ICTeens Project Brings Ancient and New Technologies Together for Learning


“ICTeens Project Brings Ancient and New Technologies Together for Learning”

Last Thursday, February 22nd, 2018, at The Hunt Museum participants from Youthreach, Limerick Community Education Network and Hunt Museum Docents gathered for the first of ten ICTeens project workshops.  This is an exciting and innovative intergenerational project which will facilitate the exchange of skills and knowledge as well as collaboration between participants.

During ICTeens younger participants will train adult learners in the use of social media and in return they will offer up their knowledge of The Hunt’s prehistoric collections and local sites of relevance, including Lough Gur and Shannon Heritage’s Craggaunowen Prehistoric Open Air Museum. They will also work together to create digital content linking these collections to these sites while examining the role archaeology plays in understanding the prehistoric past, including how our ancestors lived, worked and died.
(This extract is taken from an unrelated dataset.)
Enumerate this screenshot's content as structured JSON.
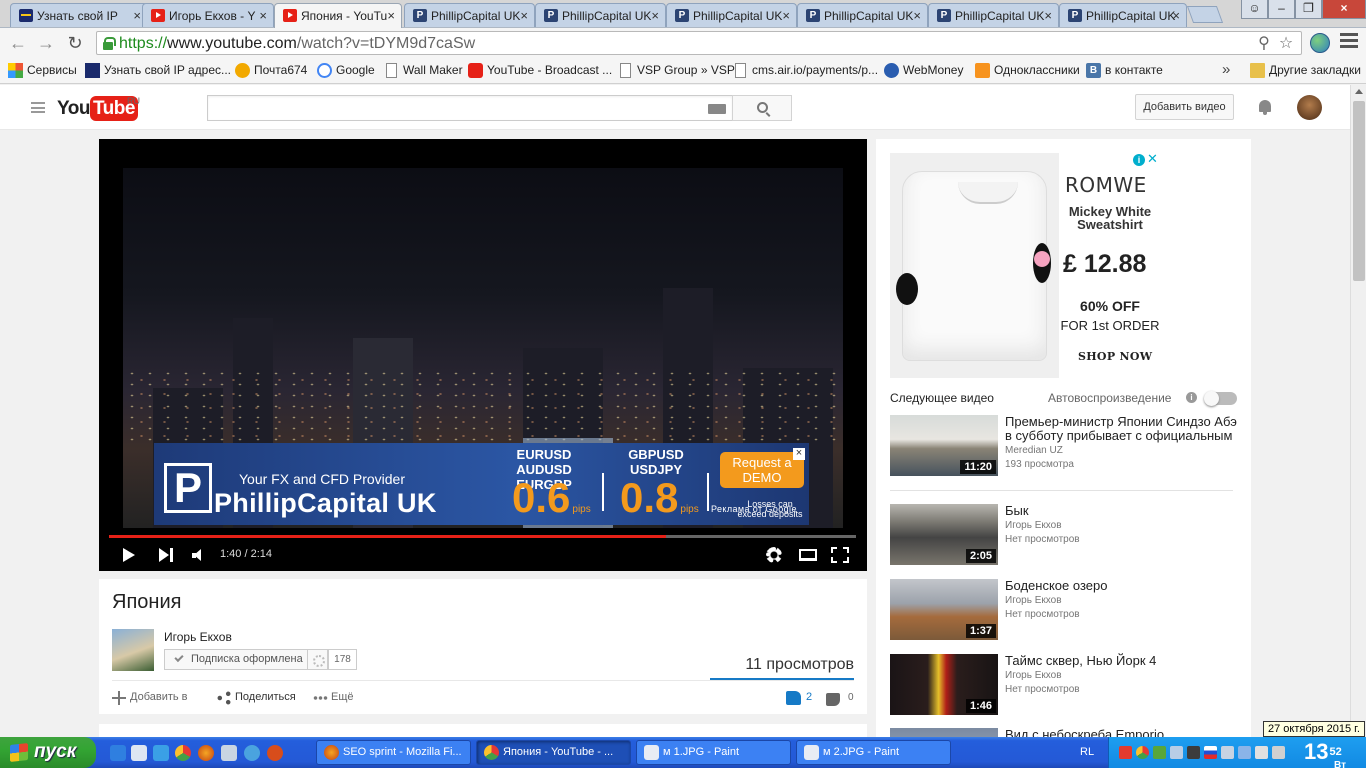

This content will then be harnessed by the museum’s team of three Technical Communication & E-Learning MA students at the University of Limerick, who will deliver an innovative and interactive eLearning resource for the Junior Cycle.
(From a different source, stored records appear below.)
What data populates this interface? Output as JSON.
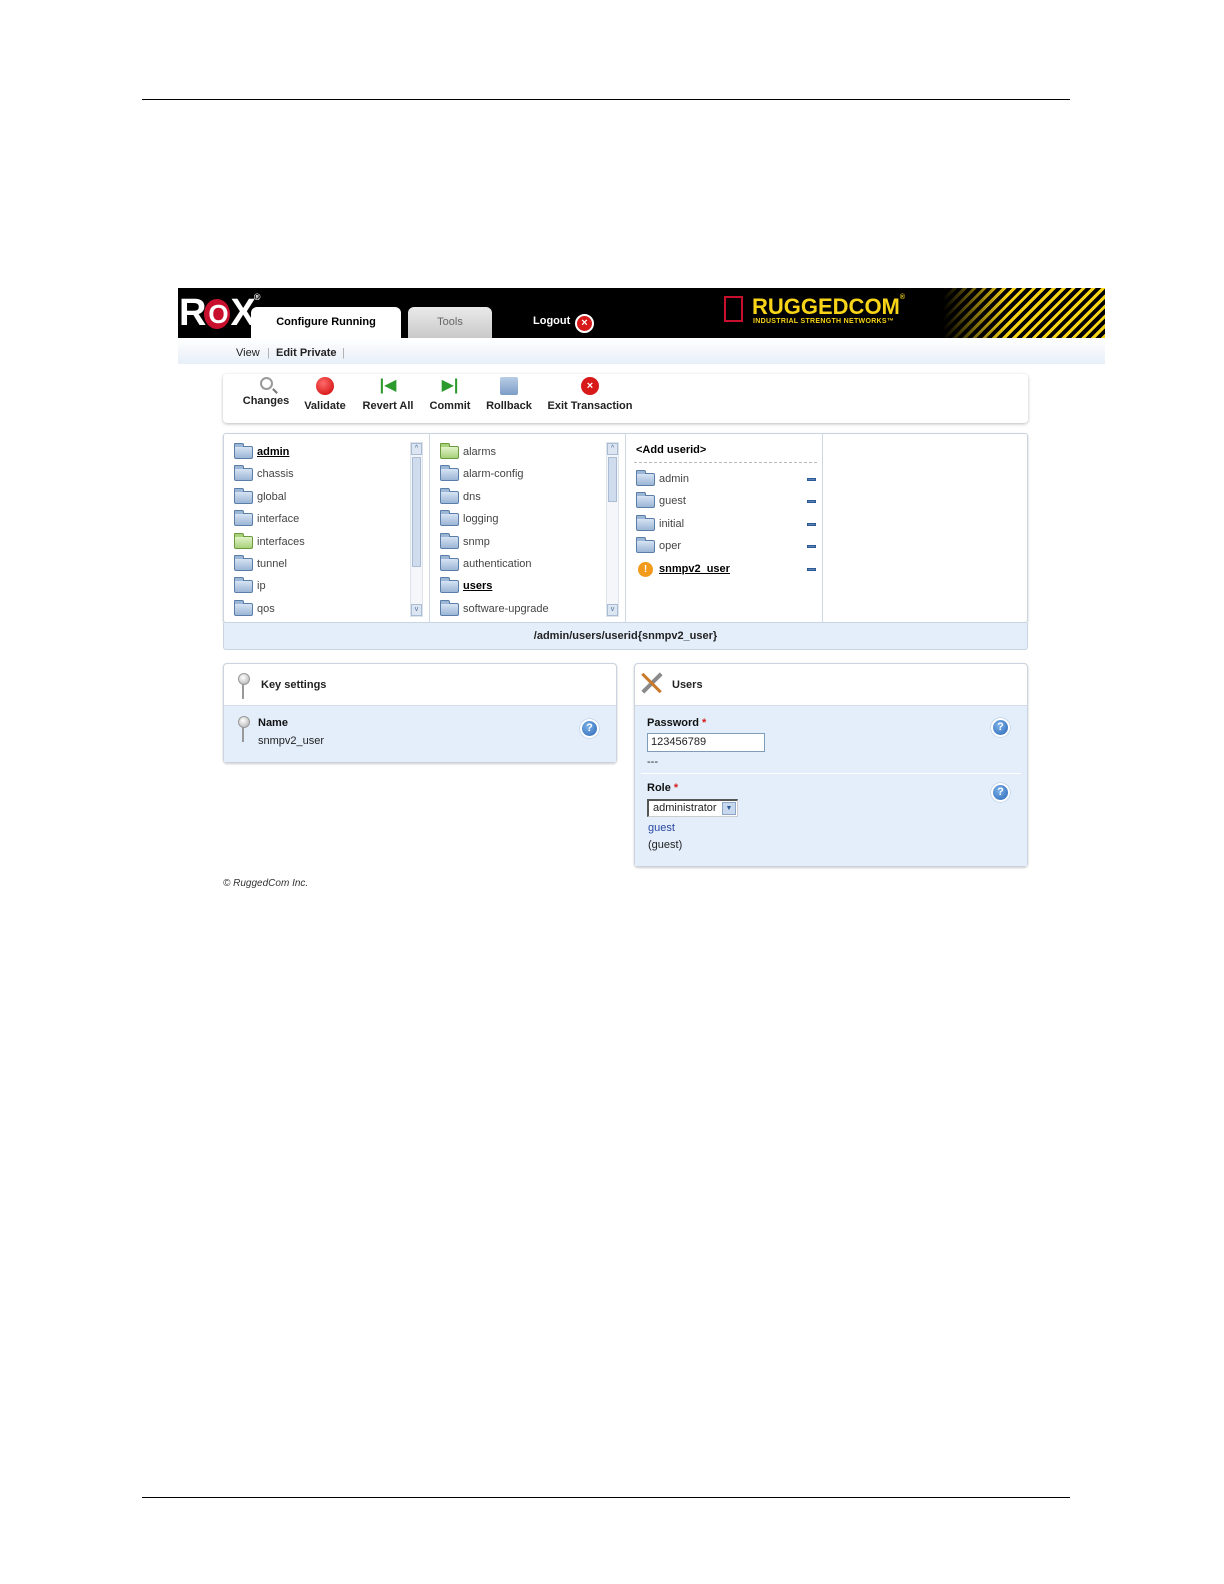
{
  "header": {
    "logo": {
      "text_left": "R",
      "text_o": "O",
      "text_right": "X",
      "mark": "®"
    },
    "tabs": [
      {
        "label": "Configure Running",
        "active": true
      },
      {
        "label": "Tools",
        "active": false
      }
    ],
    "logout_label": "Logout",
    "brand_name": "RUGGEDCOM",
    "brand_mark": "®",
    "brand_tagline": "INDUSTRIAL STRENGTH NETWORKS™"
  },
  "subnav": {
    "items": [
      "View",
      "Edit Private"
    ],
    "separator": "|"
  },
  "toolbar": {
    "buttons": [
      {
        "label": "Changes",
        "icon": "magnifier-icon"
      },
      {
        "label": "Validate",
        "icon": "validate-icon"
      },
      {
        "label": "Revert All",
        "icon": "revert-icon"
      },
      {
        "label": "Commit",
        "icon": "commit-icon"
      },
      {
        "label": "Rollback",
        "icon": "rollback-icon"
      },
      {
        "label": "Exit Transaction",
        "icon": "exit-icon"
      }
    ]
  },
  "browser": {
    "col1": [
      "admin",
      "chassis",
      "global",
      "interface",
      "interfaces",
      "tunnel",
      "ip",
      "qos"
    ],
    "col2": [
      "alarms",
      "alarm-config",
      "dns",
      "logging",
      "snmp",
      "authentication",
      "users",
      "software-upgrade"
    ],
    "col3_add": "<Add userid>",
    "col3": [
      "admin",
      "guest",
      "initial",
      "oper",
      "snmpv2_user"
    ],
    "scroll_up": "^",
    "scroll_down": "v"
  },
  "path": "/admin/users/userid{snmpv2_user}",
  "key_settings": {
    "title": "Key settings",
    "name_label": "Name",
    "name_value": "snmpv2_user"
  },
  "users": {
    "title": "Users",
    "password_label": "Password",
    "required_mark": "*",
    "password_value": "123456789",
    "password_note": "---",
    "role_label": "Role",
    "role_value": "administrator",
    "role_link": "guest",
    "role_default": "(guest)"
  },
  "help_glyph": "?",
  "copyright": "© RuggedCom Inc.",
  "colors": {
    "header_bg": "#000000",
    "brand_yellow": "#f7d417",
    "logo_red": "#c8102e",
    "panel_bg": "#e3eefa"
  }
}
Over the course of this project great emphasise will be placed on digital skill development and using hands-on activities for learning.  Site visits are another key strand of this project.   Session two will see participants enjoy a handling session with prehistoric collections at Limerick City Museum. After Easter, they will take part in a technologies day at Craggaunowen and with the help of UCC based archaeologist Rose Cleary, they will participate in a field trip to Lough Gur, where they will interprete key prehistoric features in this landscape.

For the Hunt Museum, this project is important for a number of reasons; it is supporting engagement with collections, the building of intergenerational relationships and the development of digital skills, however, it is also enabling them to highlight the important role John Hunt played locally in relation to Lough Gur, where he excavated extensively and Craggaunowen where he led the team that built the reconstructed crannog and was also instrumental in setting up this site. The Hunt family also lived here for a time.
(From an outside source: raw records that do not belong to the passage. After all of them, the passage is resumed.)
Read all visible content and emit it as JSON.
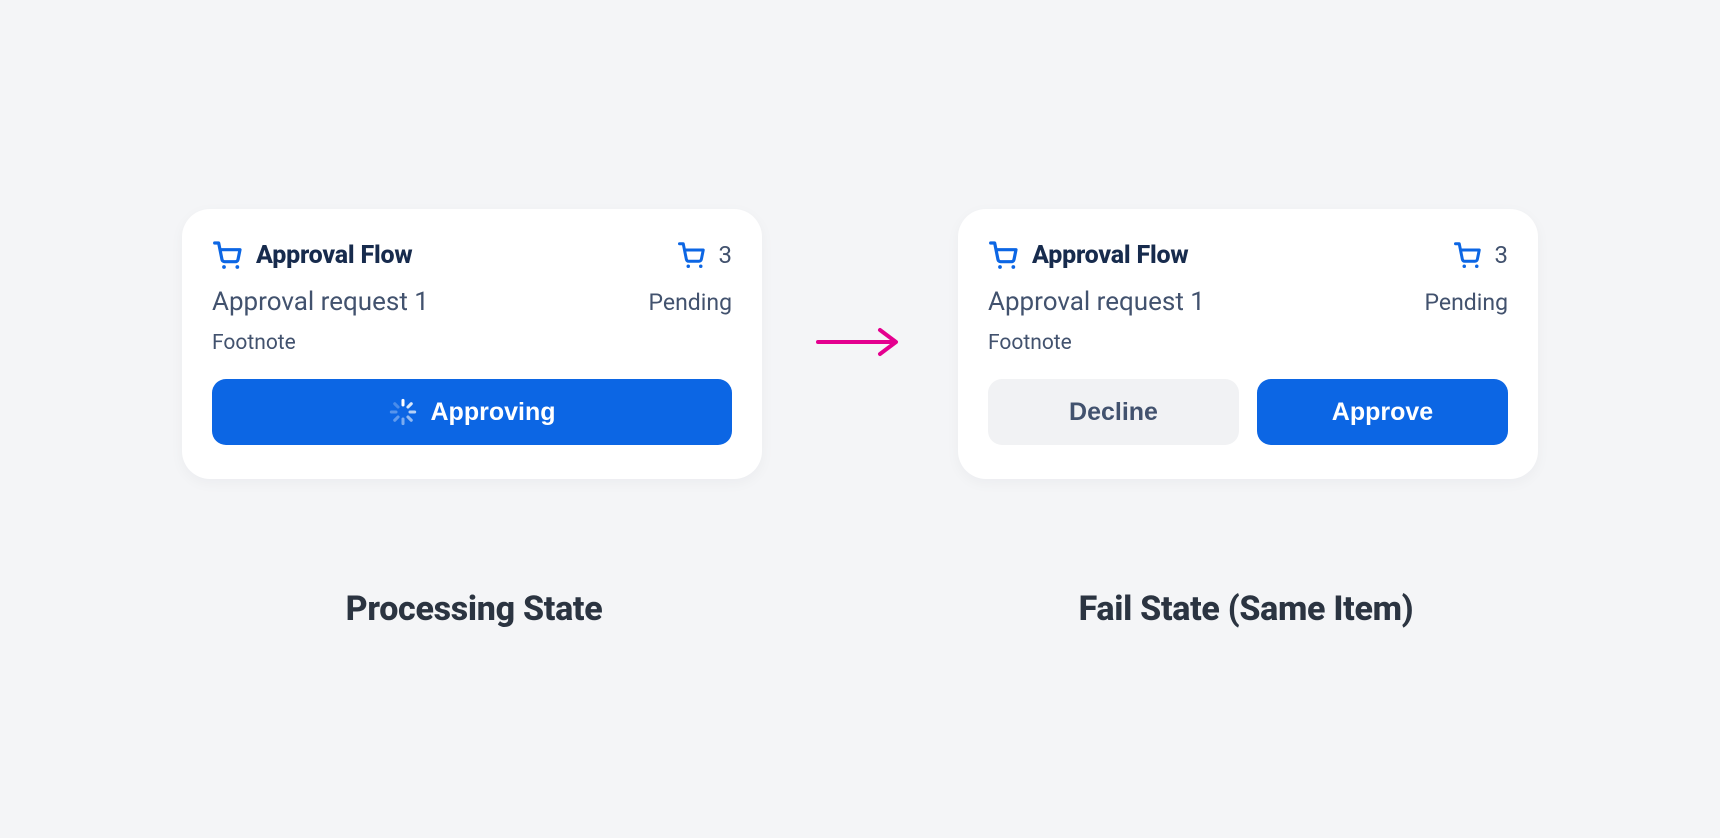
{
  "colors": {
    "primary": "#0c66e4",
    "text_dark": "#172b4d",
    "text_muted": "#42526e",
    "accent_arrow": "#e4008f",
    "bg": "#f4f5f7",
    "card_bg": "#ffffff",
    "secondary_btn_bg": "#f1f2f4"
  },
  "left": {
    "title": "Approval Flow",
    "count": "3",
    "subtitle": "Approval request 1",
    "status": "Pending",
    "footnote": "Footnote",
    "button_label": "Approving",
    "caption": "Processing State"
  },
  "right": {
    "title": "Approval Flow",
    "count": "3",
    "subtitle": "Approval request 1",
    "status": "Pending",
    "footnote": "Footnote",
    "decline_label": "Decline",
    "approve_label": "Approve",
    "caption": "Fail State (Same Item)"
  }
}
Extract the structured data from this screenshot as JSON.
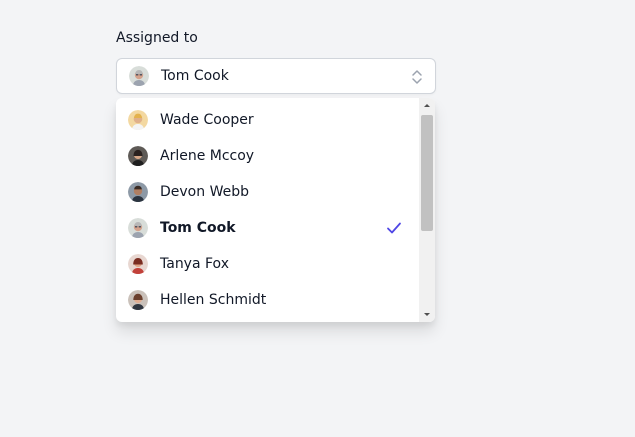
{
  "form": {
    "label": "Assigned to",
    "selected_value": "Tom Cook"
  },
  "options": [
    {
      "label": "Wade Cooper",
      "avatar": "avatar-wade-cooper"
    },
    {
      "label": "Arlene Mccoy",
      "avatar": "avatar-arlene-mccoy"
    },
    {
      "label": "Devon Webb",
      "avatar": "avatar-devon-webb"
    },
    {
      "label": "Tom Cook",
      "avatar": "avatar-tom-cook",
      "selected": true
    },
    {
      "label": "Tanya Fox",
      "avatar": "avatar-tanya-fox"
    },
    {
      "label": "Hellen Schmidt",
      "avatar": "avatar-hellen-schmidt"
    }
  ],
  "colors": {
    "page_bg": "#f3f4f6",
    "text": "#111827",
    "border": "#d1d5db",
    "check": "#4f46e5",
    "scroll_track": "#f1f1f1",
    "scroll_thumb": "#c1c1c1"
  },
  "icons": {
    "selector": "chevron-up-down-icon",
    "selected_marker": "check-icon",
    "scroll_up": "scroll-up-arrow-icon",
    "scroll_down": "scroll-down-arrow-icon"
  }
}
ICTeens has been made possible with funding from a number of sources including; KBC Bright Ideas, The Ireland Funds and the Friends of The Hunt Museum.  For further details on ICTeens contact Maria Cagney, Curator of Education and Outreach at The Hunt Museum on 061 312833.


  • The digital E-learning resource created at the end of ICTeens Phase I will be used in conjunction with an existing Prehistoric Times loan box created by the museum. This is part of a family of loan boxes owned by the museum. Teachers frequently borrow these for use the classroom.
  • Phase II ICTeens will take place in 2019 subject to funding being secured.
  • The Hunt Museum is working on an ongoing basis to strengthen its relationship with the University of Limerick. MA students in E learning (School of Culture and Communication) and Education Technologies Centre staff

are supporting delivery of the ICTeens project but the museum also frequently collaborates with others, including the History Department in the Faculty of Arts & Humanities and MA students in Interactive Design who will be displaying their Pocket Museum exhibition at The Hunt Museum from early May.